All current and planned mining is by open pit mining methods. Open pit slope angles, determined by an Independent Geotechnical Consultant, are at an overall angle, including berms, of 45o for hanging wall and end walls and 31.6o for footwall with batter angles not exceeding the bedding planes.
Diluted Grade is reviewed each year by reconciliation of the previous year’s mine production.
The Ore Reserve grade is quoted as a ‘diluted’ grade and is currently set at 90% of the contributing ‘undiluted’ Mineral Resource block grades. Mining Recovery is also reviewed each year with a reconciliation of the previous year’s mine production. The Mining Recovery Factor is currently estimated at 100% (inclusive of dilution) of the contributing ‘undiluted’ Mineral Resource block tonnes.
The minimum mining unit is effectively 2.5 m vertically by 5 m across and 5 m along strike.
The minimum drill intersection length applied in the Mineral Resource and Ore Reserve estimation is generally 4 m and is close to true width. Inferred Mineral Resources have not been utilised nor included in the Ore Reserves. The only significant deleterious element is Fe and that is managed by blending ore sources or product stockpiles.
There are no significant environmental impacts arising from mining or processing. Waste rock and processing tails are stored on site and are not acid generating. The only additive used in ore processing is ferrosilicon. Bootu Creek is an operating open pit mine site and processing plant. Waste Management Plans for waste rock and tailings storage have been submitted to, and have been approved by the Northern Territory Department of Mines and Energy.
Operating costs and sustaining capital are derived from analysis of the current Bootu Creek mining and processing operation and budget. Deleterious elements are managed within specified maximum limits and no specific pricing allowance is used. Price discounts are applied for a specified range of lower grade manganese products. Road and rail transportation charges are based on current contracted terms and rates. Refining charges are not relevant and product specification penalties are rare and have not been applied.
Production based royalties are payable to the original project vendor and the Northern Land Council (on behalf of Traditional Owners). These royalty charges are allowed for in project costing and applied in the pit optimisation process.
Factors effecting revenue include contained dtmu (dry metric tonne units) of manganese, and discounts for lower than benchmark manganese content. Manganese products are sold on an FOB basis from the Port of Darwin. Commodity price assumptions are based on Independent Analyst 5 year forecasts (Nov 2013) for Mn Price assumptions - CIF China GEMCO 44% of US$5.60/dtmu with adjustments for selling and shipping costs, and for discounts specific to product specification. Exchange rate (AUD:USD) assumption is based on the current trading rate of 0.90 (Dec 2013). There are no saleable by-products. NPV ranges and sensitivity to variations are not included in the Ore Reserve estimation process.

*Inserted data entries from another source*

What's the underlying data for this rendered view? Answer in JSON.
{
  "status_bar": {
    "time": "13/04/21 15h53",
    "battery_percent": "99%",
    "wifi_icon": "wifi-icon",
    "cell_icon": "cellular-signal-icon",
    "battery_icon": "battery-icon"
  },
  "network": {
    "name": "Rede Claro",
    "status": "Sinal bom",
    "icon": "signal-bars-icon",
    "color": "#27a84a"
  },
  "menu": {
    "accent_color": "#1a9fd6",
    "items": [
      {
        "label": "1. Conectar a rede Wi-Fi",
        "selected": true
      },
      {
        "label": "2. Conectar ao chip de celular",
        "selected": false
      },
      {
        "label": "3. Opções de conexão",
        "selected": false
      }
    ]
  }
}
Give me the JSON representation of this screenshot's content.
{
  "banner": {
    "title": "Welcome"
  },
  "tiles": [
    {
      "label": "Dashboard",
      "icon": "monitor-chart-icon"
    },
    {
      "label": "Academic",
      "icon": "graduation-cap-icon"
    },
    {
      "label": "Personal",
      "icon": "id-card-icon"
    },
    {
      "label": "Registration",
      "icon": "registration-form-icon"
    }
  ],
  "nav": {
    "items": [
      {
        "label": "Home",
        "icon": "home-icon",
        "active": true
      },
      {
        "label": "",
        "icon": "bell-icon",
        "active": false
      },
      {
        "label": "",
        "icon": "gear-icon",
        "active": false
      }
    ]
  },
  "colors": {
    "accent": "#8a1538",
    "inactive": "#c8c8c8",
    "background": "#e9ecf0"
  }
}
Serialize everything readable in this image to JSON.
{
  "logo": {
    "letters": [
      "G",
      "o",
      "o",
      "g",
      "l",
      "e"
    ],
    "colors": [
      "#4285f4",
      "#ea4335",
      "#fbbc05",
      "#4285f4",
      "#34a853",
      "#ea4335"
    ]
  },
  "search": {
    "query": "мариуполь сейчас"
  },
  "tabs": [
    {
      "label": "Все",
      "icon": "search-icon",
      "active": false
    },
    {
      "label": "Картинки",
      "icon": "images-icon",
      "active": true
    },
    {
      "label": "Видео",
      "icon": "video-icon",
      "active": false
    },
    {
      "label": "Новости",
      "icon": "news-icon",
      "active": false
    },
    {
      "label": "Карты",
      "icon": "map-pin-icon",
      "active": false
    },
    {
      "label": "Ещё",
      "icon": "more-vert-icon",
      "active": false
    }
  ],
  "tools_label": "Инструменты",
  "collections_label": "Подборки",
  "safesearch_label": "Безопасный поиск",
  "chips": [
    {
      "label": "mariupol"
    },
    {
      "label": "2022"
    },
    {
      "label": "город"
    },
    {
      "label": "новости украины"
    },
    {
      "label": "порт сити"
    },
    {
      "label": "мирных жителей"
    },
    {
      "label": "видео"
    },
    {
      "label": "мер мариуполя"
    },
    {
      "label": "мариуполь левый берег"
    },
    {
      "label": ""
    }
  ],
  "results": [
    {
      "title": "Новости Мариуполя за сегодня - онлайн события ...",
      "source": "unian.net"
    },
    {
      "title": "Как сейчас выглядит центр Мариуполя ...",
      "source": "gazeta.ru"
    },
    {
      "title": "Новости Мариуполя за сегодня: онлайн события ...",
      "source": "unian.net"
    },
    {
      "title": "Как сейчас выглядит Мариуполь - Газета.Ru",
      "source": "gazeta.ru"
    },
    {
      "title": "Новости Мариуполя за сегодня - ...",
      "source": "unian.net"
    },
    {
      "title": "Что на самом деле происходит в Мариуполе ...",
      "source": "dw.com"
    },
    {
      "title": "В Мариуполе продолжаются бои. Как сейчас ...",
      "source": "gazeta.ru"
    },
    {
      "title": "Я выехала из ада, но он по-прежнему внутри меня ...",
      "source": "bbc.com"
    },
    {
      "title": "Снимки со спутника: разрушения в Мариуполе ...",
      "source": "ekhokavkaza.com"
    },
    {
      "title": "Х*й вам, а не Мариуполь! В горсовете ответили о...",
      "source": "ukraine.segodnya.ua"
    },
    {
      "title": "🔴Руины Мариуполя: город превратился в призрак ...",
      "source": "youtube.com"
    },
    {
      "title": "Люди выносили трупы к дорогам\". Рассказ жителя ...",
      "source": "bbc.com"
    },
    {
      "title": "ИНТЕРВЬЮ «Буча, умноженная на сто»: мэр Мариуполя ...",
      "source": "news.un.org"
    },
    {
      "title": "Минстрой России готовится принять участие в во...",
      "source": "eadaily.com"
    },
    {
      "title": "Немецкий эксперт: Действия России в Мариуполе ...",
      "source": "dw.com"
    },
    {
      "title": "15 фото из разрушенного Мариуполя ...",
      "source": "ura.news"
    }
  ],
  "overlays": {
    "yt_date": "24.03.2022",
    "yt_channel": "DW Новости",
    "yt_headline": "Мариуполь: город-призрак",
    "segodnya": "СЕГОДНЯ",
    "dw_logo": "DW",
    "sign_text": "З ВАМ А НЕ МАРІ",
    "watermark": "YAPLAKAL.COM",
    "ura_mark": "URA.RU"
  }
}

All necessary agreements and authorities are in place with the Traditional Owners for mining and royalties (via the Northern Land Council) and for heritage clearance and sacred sites (via the Aboriginal Areas Protection Authority).
The Ore Reserve classifications are as follows: Proven Ore Reserves are restricted to in-situ Measured Resources contained within pit shells optimised at the current budget cost and revenue assumptions, plus surface Ore Stocks. Probable Ore Reserves are restricted to Indicated Resources contained within pit shells optimised at the current budget cost and revenue assumptions. No Probable Ore Reserves are derived from Measured Resources.
The Ore Reserve classification appropriately reflects the Competent Person’s view of the deposit.